27 July 2021

Wildfires cause long-term damages to soil. A couple of lessons from the US and Europe


Devastated land and contaminated water: the impact of wildfires is felt for years, and generates huge costs. In 2020, the California disaster is estimated to be worth 0.7% of US GDP. The solution is always the same: protect the land in order to prevent the flames

by Matteo Cavallito


When the last fires are extinct and wildfires are filing their bill the viewers’ attention is typically focused on the ghostly landscapes and immediate consequences. But the true extent of the damage, in these cases, emerges forcefully only after a long time according to the New York Times, with a report from Colorado, one of the states most affected by the disaster. “About two-thirds of drinking water in the United States originates in forests,” the newspaper writes. “And when wildfires affect watersheds, cities can face a different kind of impact, long after the flames are out”.

The eyes of the state’s residents are now on the Front Range, the mountain peak most affected by the fires.
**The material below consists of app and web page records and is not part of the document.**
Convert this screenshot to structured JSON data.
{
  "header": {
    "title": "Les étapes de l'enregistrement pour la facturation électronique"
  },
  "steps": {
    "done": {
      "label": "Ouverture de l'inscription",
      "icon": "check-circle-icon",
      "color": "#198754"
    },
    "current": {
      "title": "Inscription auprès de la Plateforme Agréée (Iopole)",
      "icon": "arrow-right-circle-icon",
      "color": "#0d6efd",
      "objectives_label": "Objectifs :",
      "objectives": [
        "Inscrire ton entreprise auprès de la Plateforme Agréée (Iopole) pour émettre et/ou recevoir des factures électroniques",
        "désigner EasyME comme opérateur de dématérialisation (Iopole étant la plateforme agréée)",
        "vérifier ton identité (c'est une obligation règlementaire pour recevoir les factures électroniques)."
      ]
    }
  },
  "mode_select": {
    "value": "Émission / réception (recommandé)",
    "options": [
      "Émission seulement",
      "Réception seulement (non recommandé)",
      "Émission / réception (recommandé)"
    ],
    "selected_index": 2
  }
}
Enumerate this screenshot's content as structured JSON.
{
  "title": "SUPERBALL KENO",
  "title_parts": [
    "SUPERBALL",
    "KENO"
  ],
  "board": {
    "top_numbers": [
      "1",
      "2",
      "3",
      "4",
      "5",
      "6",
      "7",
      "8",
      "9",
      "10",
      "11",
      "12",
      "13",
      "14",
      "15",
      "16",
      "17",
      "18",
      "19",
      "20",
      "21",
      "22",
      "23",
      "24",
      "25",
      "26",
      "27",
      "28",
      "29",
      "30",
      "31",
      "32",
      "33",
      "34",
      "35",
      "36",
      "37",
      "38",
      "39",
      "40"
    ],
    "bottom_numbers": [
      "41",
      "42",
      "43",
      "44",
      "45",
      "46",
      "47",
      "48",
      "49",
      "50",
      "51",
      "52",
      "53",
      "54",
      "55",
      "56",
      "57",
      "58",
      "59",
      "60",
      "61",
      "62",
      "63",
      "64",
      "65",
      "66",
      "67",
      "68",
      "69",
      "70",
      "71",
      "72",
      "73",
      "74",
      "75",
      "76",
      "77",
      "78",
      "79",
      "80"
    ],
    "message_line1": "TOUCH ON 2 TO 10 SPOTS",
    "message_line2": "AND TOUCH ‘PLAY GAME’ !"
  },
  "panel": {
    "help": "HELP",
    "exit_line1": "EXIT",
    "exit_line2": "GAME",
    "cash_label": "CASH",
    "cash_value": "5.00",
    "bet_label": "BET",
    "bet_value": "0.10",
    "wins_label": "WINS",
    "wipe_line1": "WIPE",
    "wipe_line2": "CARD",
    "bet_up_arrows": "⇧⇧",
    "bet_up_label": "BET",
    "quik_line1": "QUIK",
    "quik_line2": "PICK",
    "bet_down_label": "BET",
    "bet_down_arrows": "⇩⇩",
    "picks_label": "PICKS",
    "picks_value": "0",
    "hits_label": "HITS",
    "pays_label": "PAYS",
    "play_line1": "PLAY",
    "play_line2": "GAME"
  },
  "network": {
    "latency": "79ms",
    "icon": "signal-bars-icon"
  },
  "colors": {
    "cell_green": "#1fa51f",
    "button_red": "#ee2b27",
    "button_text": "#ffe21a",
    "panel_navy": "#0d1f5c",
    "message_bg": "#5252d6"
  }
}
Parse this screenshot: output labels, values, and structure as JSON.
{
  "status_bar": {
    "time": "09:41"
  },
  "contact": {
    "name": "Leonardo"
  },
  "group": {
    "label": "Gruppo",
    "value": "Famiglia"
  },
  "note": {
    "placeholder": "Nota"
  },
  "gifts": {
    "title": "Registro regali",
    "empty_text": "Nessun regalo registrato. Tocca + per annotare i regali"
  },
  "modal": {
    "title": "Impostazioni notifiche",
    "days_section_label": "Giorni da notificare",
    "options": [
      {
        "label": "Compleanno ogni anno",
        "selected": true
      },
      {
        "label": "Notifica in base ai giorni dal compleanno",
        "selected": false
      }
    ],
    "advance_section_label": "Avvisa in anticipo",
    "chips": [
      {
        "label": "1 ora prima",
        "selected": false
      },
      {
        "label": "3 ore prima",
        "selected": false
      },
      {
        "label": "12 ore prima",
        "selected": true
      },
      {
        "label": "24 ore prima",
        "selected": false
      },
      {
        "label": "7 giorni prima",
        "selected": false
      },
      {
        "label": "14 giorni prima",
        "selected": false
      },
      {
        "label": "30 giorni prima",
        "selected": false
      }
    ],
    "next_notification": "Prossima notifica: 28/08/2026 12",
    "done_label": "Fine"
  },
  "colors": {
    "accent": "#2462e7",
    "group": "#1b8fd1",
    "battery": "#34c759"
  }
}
They fear that rainfall could drag with it what the fires have created – including sediment, dissolved nutrients, debris and heavy metals – and contaminate waterways. The assumption is that the influx of this material could damage water tanks, thus forcing urban communities to look for alternative sources of supply.

Colorado’s (expensive) lesson

The Big Thompson River area in the heart of Colorado is home to 173 lakes and nearly a thousand miles of waterways. Here, the NY Times writes, private land restoration efforts alone will cost $35 million, and government grants, at the moment, are far from covering the community’s needs. Water managers are expecially worried about the projected scenario for the next few years. “As sediment erodes off hillsides and enters rivers, not all of it immediately makes it downstream to affect reservoirs and treatment plants,” the newspaper writes. “Most is deposited along the way, accumulating on riverbanks, floodplains and other areas where water flows more slowly. Summer storms in subsequent years can dislodge this sediment, which is then carried downstream, causing new problems.”

The Front Range, one of the chains most affected by wildfires in recent weeks in the U.S., is located in the southern Rocky Mountains, between the central part of Colorado and the southeastern portion of Wyoming. It is the first mountain range you meet moving westward along the 40th parallel north through the Great Plains of North America. Photo: Ken Lund, 2014. Attribution-ShareAlike 2.0 Generic (CC BY-SA 2.0)

Protecting soil to prevent fires

A tricky relationship exists between wildfires and the state of the soil. When flames develop quickly, the NY Times observes, the risk of long-term damage can be averted. But when fires advance slowly, engulfing trees, underbrush and the organic layer of the soil, the now-incinerated compounds will be vaporized into the air and then released back to the ground, limiting the soil’s ability to absorb water. This process creates an increased risk of erosion. However, soil also provides a solution.

“Fire management is land management and vice versa,” the European Commission saysForest management practices can also influence vegetation composition and the fuel load. That’s why “the risk can be decreased through applying thinning and pruning and substituting risky species for more resistant ones.”

Europe on the alert too

The prevention strategies and the sad lesson coming from the USA are expected to attract a growing interest in the European continent. Which is also being increasingly affected by the problem. In 2019 and 2020, the Commission noted, the fire season has been extended compared to the past while the number of wildfires and the area burned have exceeded the average of the last twelve years. Of course, land use and management, weather conditions and human behavior are all relevant. But the most important role, of course, is played by climate change, which has expanded the geography of risk. Currently 85% of European burned areas are located in the south where Portugal, Spain, France, Italy and Greece lose an average 500 thousand hectares per year. But estimates show an increase in fire danger also in north-western and central Europe.

Enormous costs

Everything, in the end, results in a financial disaster. According to the European Environment Agency, extreme climate-related natural events have cost the Continent €453 billion between 1980 and 2017. By the end of 2020, said a study that has involved several U.S. and non-U.S. universities, the devastating wildfires that hit California have caused enourmous economic damages. The state, the survey revealed, suffered $102.6 billion in losses, including both direct – expecially health care – and indirect costs. The economic impact on businesses includes also $46 billion in additional damages recorded outside the state’s borders. Overall, the total amount of losses is $148.5 billion, about 0.7% of US GDP.